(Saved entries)
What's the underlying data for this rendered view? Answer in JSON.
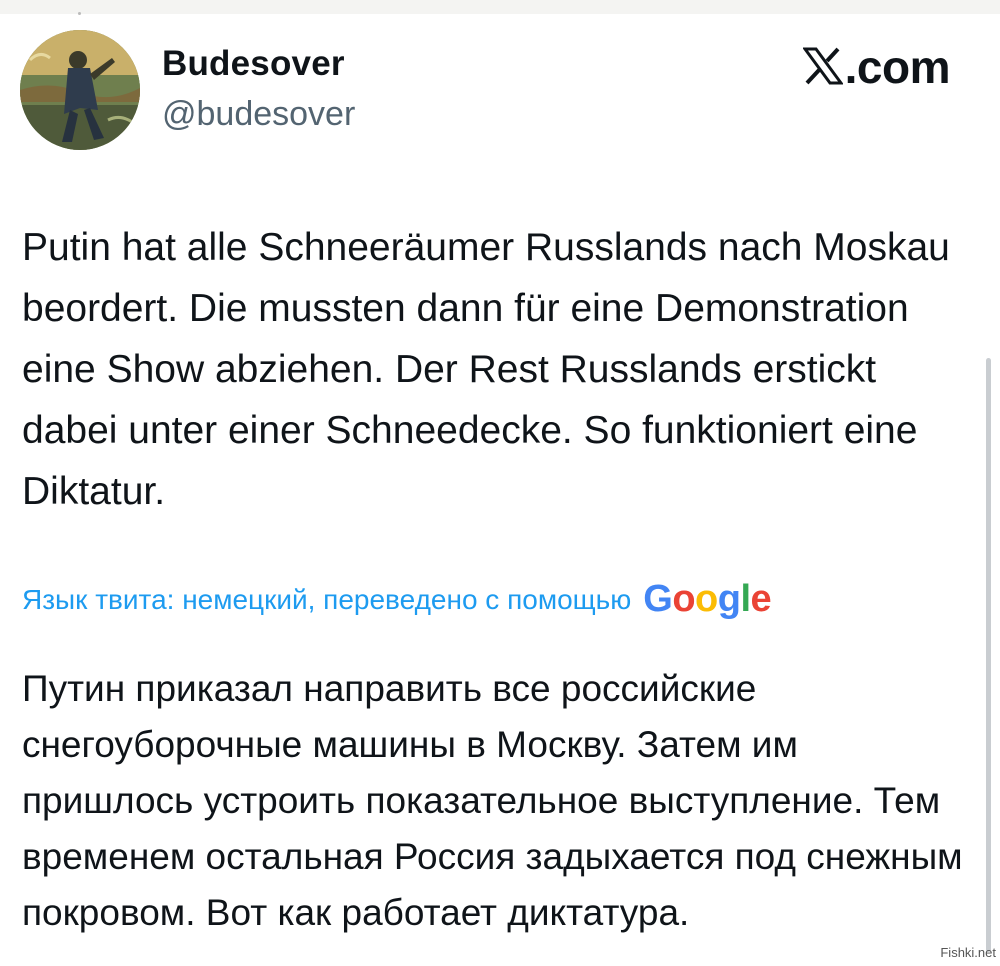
{
  "author": {
    "display_name": "Budesover",
    "handle": "@budesover"
  },
  "brand": {
    "source_label": ".com",
    "x_glyph": "x-logo-icon"
  },
  "tweet": {
    "text": "Putin hat alle Schneeräumer Russlands nach Moskau beordert. Die mussten dann für eine Demonstration eine Show abziehen. Der Rest Russlands erstickt dabei unter einer Schneedecke. So funktioniert eine Diktatur."
  },
  "translation": {
    "label": "Язык твита: немецкий, переведено с помощью",
    "provider_letters": [
      "G",
      "o",
      "o",
      "g",
      "l",
      "e"
    ],
    "provider_colors": [
      "#4285f4",
      "#ea4335",
      "#fbbc05",
      "#4285f4",
      "#34a853",
      "#ea4335"
    ],
    "text": "Путин приказал направить все российские снегоуборочные машины в Москву. Затем им пришлось устроить показательное выступление. Тем временем остальная Россия задыхается под снежным покровом. Вот как работает диктатура."
  },
  "watermark": "Fishki.net",
  "colors": {
    "text": "#0f1419",
    "secondary": "#536471",
    "link": "#1d9bf0"
  }
}
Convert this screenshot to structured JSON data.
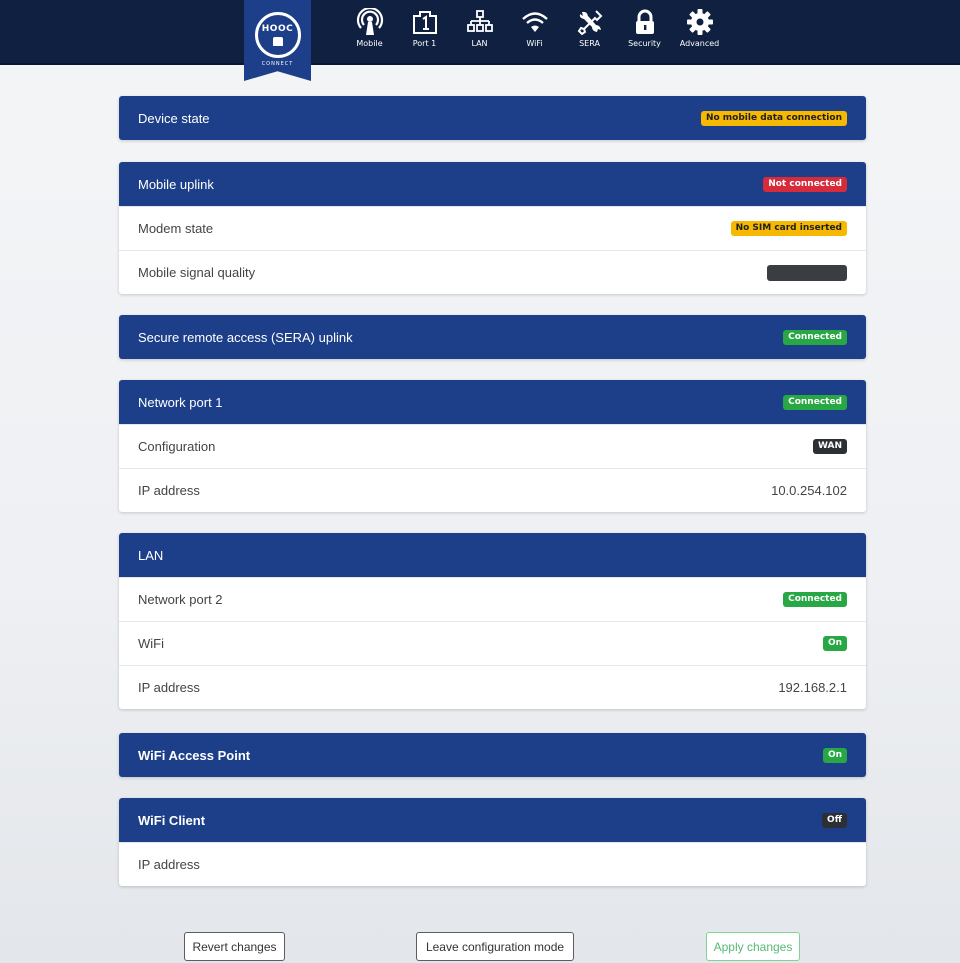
{
  "logo": {
    "text": "HOOC",
    "subtext": "CONNECT"
  },
  "nav": [
    {
      "label": "Mobile",
      "icon": "antenna-icon"
    },
    {
      "label": "Port 1",
      "icon": "port-icon"
    },
    {
      "label": "LAN",
      "icon": "network-icon"
    },
    {
      "label": "WiFi",
      "icon": "wifi-icon"
    },
    {
      "label": "SERA",
      "icon": "tools-icon"
    },
    {
      "label": "Security",
      "icon": "lock-icon"
    },
    {
      "label": "Advanced",
      "icon": "gear-icon"
    }
  ],
  "device_state": {
    "title": "Device state",
    "badge": "No mobile data connection"
  },
  "mobile_uplink": {
    "title": "Mobile uplink",
    "badge": "Not connected",
    "modem_label": "Modem state",
    "modem_badge": "No SIM card inserted",
    "signal_label": "Mobile signal quality"
  },
  "sera": {
    "title": "Secure remote access (SERA) uplink",
    "badge": "Connected"
  },
  "port1": {
    "title": "Network port 1",
    "badge": "Connected",
    "config_label": "Configuration",
    "config_badge": "WAN",
    "ip_label": "IP address",
    "ip_value": "10.0.254.102"
  },
  "lan": {
    "title": "LAN",
    "port2_label": "Network port 2",
    "port2_badge": "Connected",
    "wifi_label": "WiFi",
    "wifi_badge": "On",
    "ip_label": "IP address",
    "ip_value": "192.168.2.1"
  },
  "wifi_ap": {
    "title": "WiFi Access Point",
    "badge": "On"
  },
  "wifi_client": {
    "title": "WiFi Client",
    "badge": "Off",
    "ip_label": "IP address"
  },
  "buttons": {
    "revert": "Revert changes",
    "leave": "Leave configuration mode",
    "apply": "Apply changes"
  },
  "colors": {
    "topbar": "#0f2040",
    "card_header": "#1d3f8a",
    "warning": "#f6b800",
    "danger": "#d52b3a",
    "success": "#28a745",
    "dark": "#2c2f33"
  }
}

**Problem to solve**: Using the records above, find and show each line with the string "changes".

**Response**:
    "revert": "Revert changes",
    "apply": "Apply changes"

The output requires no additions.